So you’ve got your game engine, now it’s time to start coding a game – yes, just doing it is part of the process of how to learn coding! You may have an idea of what game you want to create but I can almost guarantee that the scope is too large. When first learning to create games, you need to start small. Most people recommend re-creating a simple retro game such as Pong or Breakout. These games have a small scope, basic graphics, and simple mechanics.
Okay, so we’re ready to make a game but what do we actually make first? I always like to start with the player controller. That being a platformer character or a paddle from Pong, try and create the player first and we can build out from there.
Next, what does the player need to do? In Pong, they need to hit a ball, so we can implement that. When coding a small game like this, it’s always best to start with the player and expand from there.
- Begin coding the actual player so you can get a feel for the game.
- What does the player do? Start coding that into your game so your player has something to interact with.
- What is the player trying to achieve? This may involve coding the win state for your game. In Pong, for example, this is detecting when the ball has gone past an opponent’s paddle.
Knowing or Understanding Coding
There’s a difference between knowing how code works, and understanding how code works. Knowing is taking in the information and having that stored in your mind. Understanding involves being able to apply it in new circumstances. Both are vital and come at different times. Watching courses and tutorials will give you the knowledge of how to code, but only through doing it yourself – will you truly understand it and actually learn how to code.
When you’re learning coding, I highly recommend you follow along and create the content alongside the presenter/teacher as that’s the best way for it to soak in. Also, work on your own projects. Giving yourself a coding challenge will help you develop your problem-solving skills and further understanding of the coding language/game engine.
Below are a bunch of learning resources for game development and coding languages.
- Intro to Programming Bundle
- Unity Game Development Mini-Degree
- Unreal Game Development Mini-Degree
- Learn Python Programming by Making a Game
- Unity 101 – Game Development and C# Foundations
- Phaser 101 – Introduction to Game Development
- Python 101 – Introduction to Programming
- How to Program in C# – by Brackeys
- How to Program in C++ – by The Cherno
- How to Program in Python – by Microsoft Developer
- How to Program in GDScript (for Godot) – by Godot Tutorials
- How to Program in GML (for GameMaker) – by Let’s Learn This Together
Relevant Informational Articles
- Best Programming Languages to Learn to Code: 2020 Edition
- Learning How to Code: Coding vs. Programming
- Developer Job Prospects: In-Demand Industries for 2021
- How to Code a VR Game
- How to Code an AR Application
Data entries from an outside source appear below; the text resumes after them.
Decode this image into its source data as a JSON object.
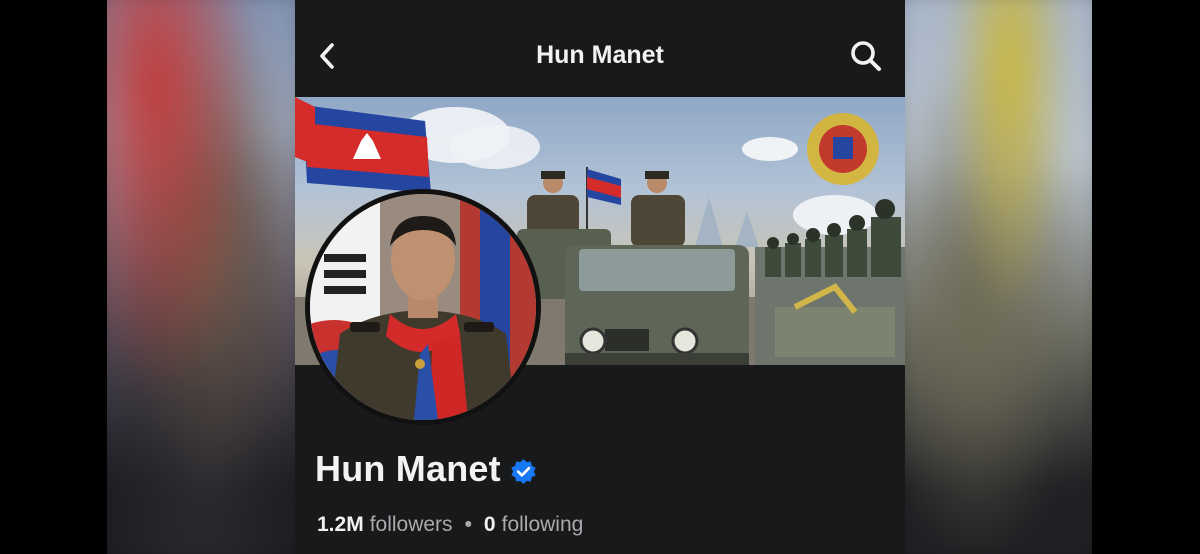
{
  "header": {
    "title": "Hun Manet",
    "back_icon": "chevron-left-icon",
    "search_icon": "search-icon"
  },
  "profile": {
    "name": "Hun Manet",
    "verified_icon": "verified-badge-icon",
    "verified_color": "#1877f2",
    "followers_count": "1.2M",
    "followers_label": "followers",
    "separator": "•",
    "following_count": "0",
    "following_label": "following"
  },
  "colors": {
    "background": "#18191b",
    "text_primary": "#f2f2f2",
    "text_secondary": "#a9aaac"
  }
}
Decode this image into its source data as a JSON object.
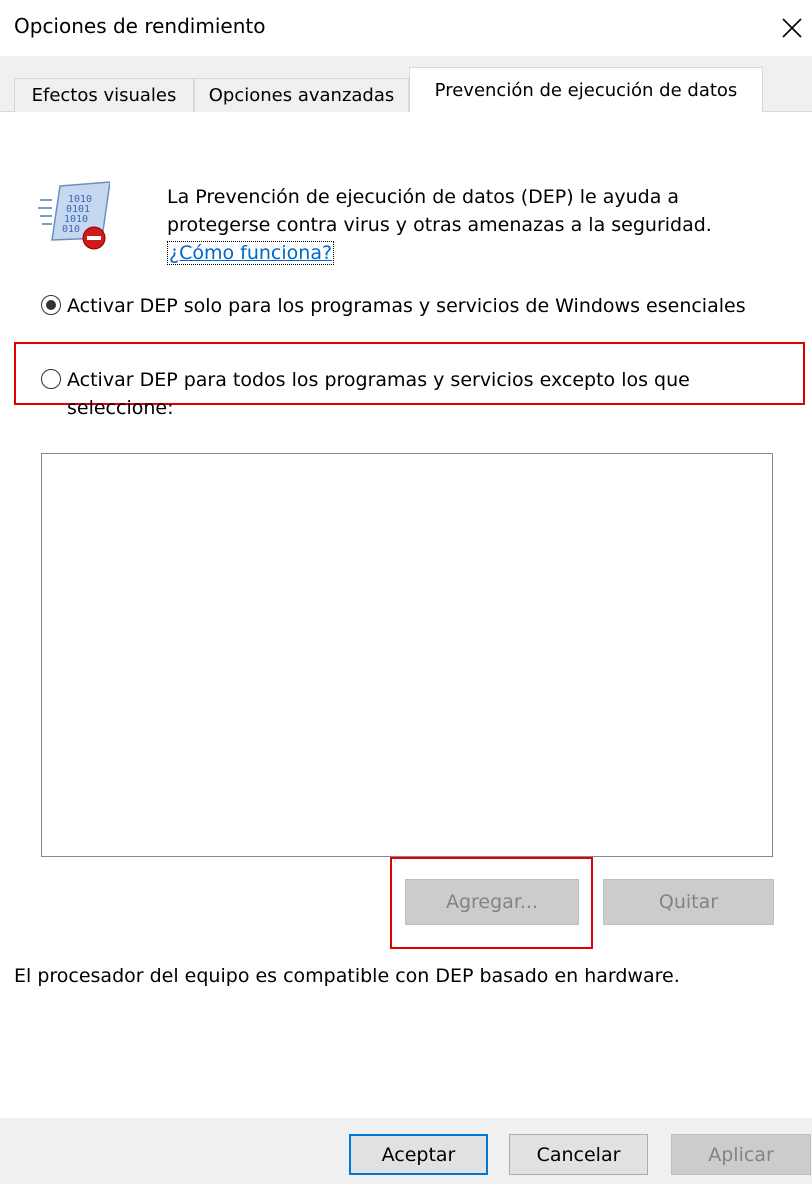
{
  "window": {
    "title": "Opciones de rendimiento"
  },
  "tabs": [
    {
      "label": "Efectos visuales"
    },
    {
      "label": "Opciones avanzadas"
    },
    {
      "label": "Prevención de ejecución de datos"
    }
  ],
  "dep": {
    "description": "La Prevención de ejecución de datos (DEP) le ayuda a protegerse contra virus y otras amenazas a la seguridad.",
    "link": "¿Cómo funciona?",
    "option1": "Activar DEP solo para los programas y servicios de Windows esenciales",
    "option2": "Activar DEP para todos los programas y servicios excepto los que seleccione:",
    "selected_option": 1,
    "add_label": "Agregar...",
    "remove_label": "Quitar",
    "processor_text": "El procesador del equipo es compatible con DEP basado en hardware."
  },
  "footer": {
    "ok": "Aceptar",
    "cancel": "Cancelar",
    "apply": "Aplicar"
  },
  "colors": {
    "highlight": "#e00000",
    "link": "#0066cc",
    "default_button_border": "#0078d7"
  },
  "icons": {
    "close": "close-icon",
    "dep": "dep-shield-icon"
  }
}
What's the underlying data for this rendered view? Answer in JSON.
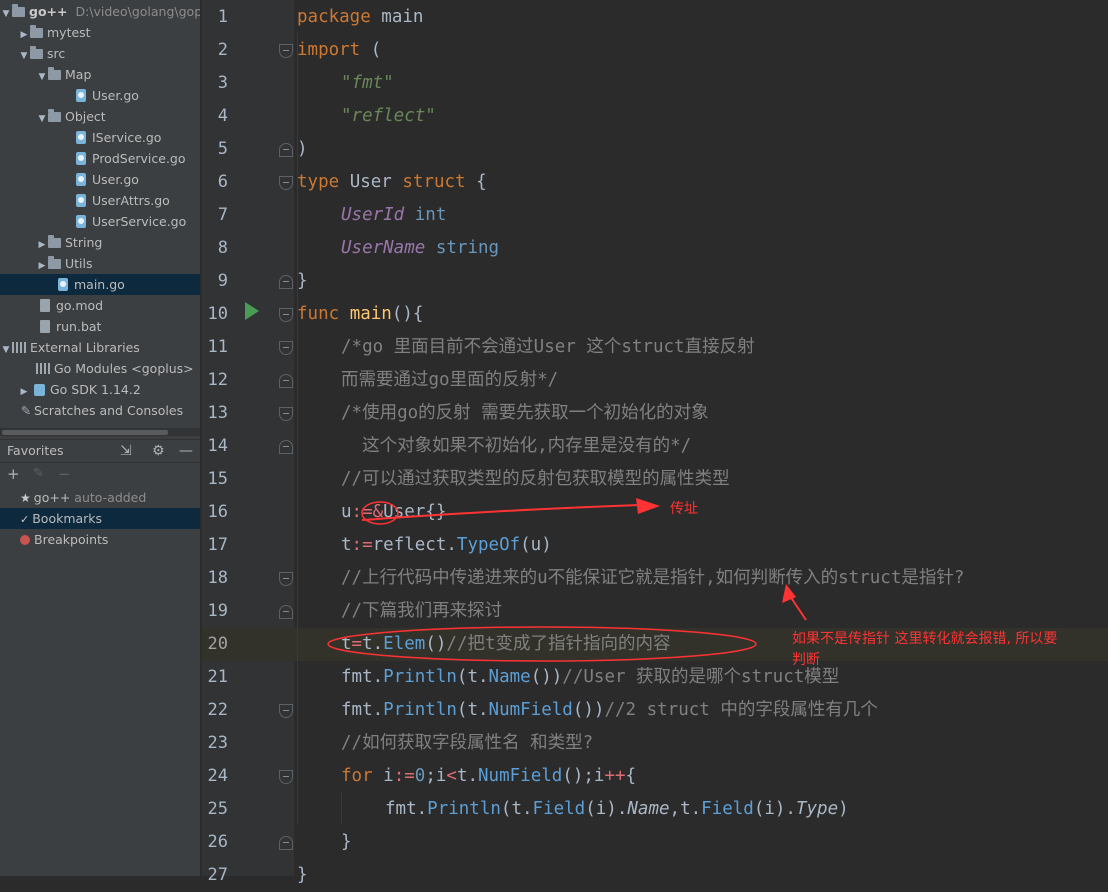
{
  "project_tree": {
    "root": {
      "name": "go++",
      "path": "D:\\video\\golang\\gop"
    },
    "items": [
      {
        "label": "mytest"
      },
      {
        "label": "src"
      },
      {
        "label": "Map"
      },
      {
        "label": "User.go"
      },
      {
        "label": "Object"
      },
      {
        "label": "IService.go"
      },
      {
        "label": "ProdService.go"
      },
      {
        "label": "User.go"
      },
      {
        "label": "UserAttrs.go"
      },
      {
        "label": "UserService.go"
      },
      {
        "label": "String"
      },
      {
        "label": "Utils"
      },
      {
        "label": "main.go"
      },
      {
        "label": "go.mod"
      },
      {
        "label": "run.bat"
      },
      {
        "label": "External Libraries"
      },
      {
        "label": "Go Modules",
        "suffix": "<goplus>"
      },
      {
        "label": "Go SDK 1.14.2"
      },
      {
        "label": "Scratches and Consoles"
      }
    ]
  },
  "favorites": {
    "title": "Favorites",
    "items": [
      {
        "label": "go++",
        "suffix": "auto-added"
      },
      {
        "label": "Bookmarks"
      },
      {
        "label": "Breakpoints"
      }
    ]
  },
  "editor": {
    "current_line": 20,
    "line_numbers": [
      "1",
      "2",
      "3",
      "4",
      "5",
      "6",
      "7",
      "8",
      "9",
      "10",
      "11",
      "12",
      "13",
      "14",
      "15",
      "16",
      "17",
      "18",
      "19",
      "20",
      "21",
      "22",
      "23",
      "24",
      "25",
      "26",
      "27"
    ]
  },
  "code": {
    "l1_kw": "package",
    "l1_name": " main",
    "l2_kw": "import",
    "l2_rest": " (",
    "l3_str": "\"fmt\"",
    "l4_str": "\"reflect\"",
    "l5": ")",
    "l6_kw1": "type",
    "l6_name": " User ",
    "l6_kw2": "struct",
    "l6_brace": " {",
    "l7_field": "UserId",
    "l7_type": " int",
    "l8_field": "UserName",
    "l8_type": " string",
    "l9": "}",
    "l10_kw": "func",
    "l10_fn": " main",
    "l10_rest": "(){",
    "l11": "/*go 里面目前不会通过User 这个struct直接反射",
    "l12": "而需要通过go里面的反射*/",
    "l13": "/*使用go的反射 需要先获取一个初始化的对象",
    "l14": "  这个对象如果不初始化,内存里是没有的*/",
    "l15": "//可以通过获取类型的反射包获取模型的属性类型",
    "l16_a": "u",
    "l16_op": ":=",
    "l16_b": "&",
    "l16_c": "User{}",
    "l17_a": "t",
    "l17_op": ":=",
    "l17_b": "reflect.",
    "l17_m": "TypeOf",
    "l17_c": "(u)",
    "l18": "//上行代码中传递进来的u不能保证它就是指针,如何判断传入的struct是指针?",
    "l19": "//下篇我们再来探讨",
    "l20_a": "t",
    "l20_op": "=",
    "l20_b": "t.",
    "l20_m": "Elem",
    "l20_c": "()",
    "l20_cm": "//把t变成了指针指向的内容",
    "l21_a": "fmt.",
    "l21_m": "Println",
    "l21_b": "(t.",
    "l21_m2": "Name",
    "l21_c": "())",
    "l21_cm": "//User 获取的是哪个struct模型",
    "l22_a": "fmt.",
    "l22_m": "Println",
    "l22_b": "(t.",
    "l22_m2": "NumField",
    "l22_c": "())",
    "l22_cm": "//2 struct 中的字段属性有几个",
    "l23": "//如何获取字段属性名 和类型?",
    "l24_kw": "for",
    "l24_a": " i",
    "l24_op": ":=",
    "l24_n": "0",
    "l24_b": ";i",
    "l24_lt": "<",
    "l24_c": "t.",
    "l24_m": "NumField",
    "l24_d": "();i",
    "l24_pp": "++",
    "l24_e": "{",
    "l25_a": "fmt.",
    "l25_m": "Println",
    "l25_b": "(t.",
    "l25_m2": "Field",
    "l25_c": "(i).",
    "l25_f": "Name",
    "l25_d": ",t.",
    "l25_m3": "Field",
    "l25_e": "(i).",
    "l25_f2": "Type",
    "l25_g": ")",
    "l26": "}",
    "l27": "}"
  },
  "annotations": {
    "note1": "传址",
    "note2": "如果不是传指针  这里转化就会报错, 所以要",
    "note2b": "判断"
  },
  "colors": {
    "keyword": "#cc7832",
    "string": "#6a8759",
    "function": "#ffc66d",
    "comment": "#808080",
    "method": "#5c9fd6",
    "field": "#9876aa",
    "annotation": "#ff3333",
    "run_icon": "#499c54"
  }
}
We hope that this short guide has given you, at the very least, some food for thought as you figure out how to learn coding. Even if your ultimate goals aren’t to create games, much of the same principles apply for other subfields – you’d still learn a language, still choose a helpful framework or engine, and still focus on making a project. So regardless of where coding leads you, these fundamentals will serve you well in learning to code.
Ultimately, how to learn coding is up to you as well, as everyone learns differently. Nevertheless, the resources here are a great start, so good luck with your learning journey, and we can’t wait to see what sorts of games you develop!